While the previous RUF stated: "Deadly force is justified only under conditions of extreme necessity," (66) the current SRUF provides only that "[d]eadly force is to be used only when all lesser means have failed or cannot reasonably be employed.
However, the cumulative effect of omitting many of these limiting terms is an SRUF that reads much more aggressively than previous versions.
The current SRUF, however, provides for the "Inherent Right of Self-Defense.
84) As such, the inclusion of "inherent right and obligation" instead of the previous "when reasonably necessary" language in the self-defense portion of SRUF may not comport with the more nuanced application of force in domestic operations.
Another addition to the current SRUF acts as an ambiguous qualifier to the use of deadly force in certain circumstances.
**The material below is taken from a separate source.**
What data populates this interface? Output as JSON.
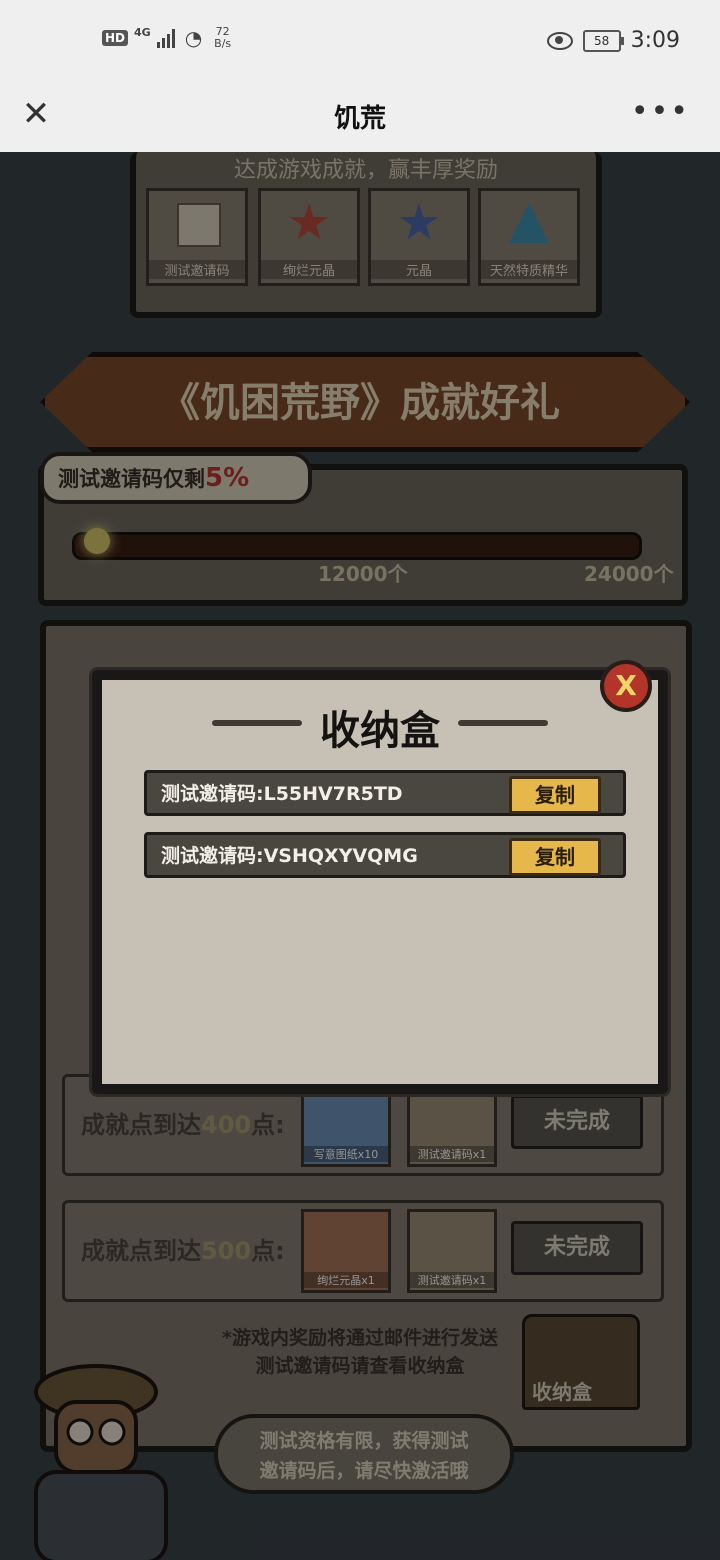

First, no where in the SRUF or accompanying documents is a definition of "directly related to the assigned mission" found.
92) The new SRUF defines a "hostile act" as "[a]n attack or other use of force against the United States, U.
While these new definitions do provide additional clarity to the definition of a hostile person, they also introduce international law concepts into SRUF.
This right of self-defense is present regardless of whether the SRUF gives express permission to use force against those impeding the mission.
Although the answer should be no, the SRUF would not assist in arriving at this conclusion.
The current SRUF language fails to make that clear.
Before determining the proper application of SRUF to domestic crises, one must first explore the capacities in which U.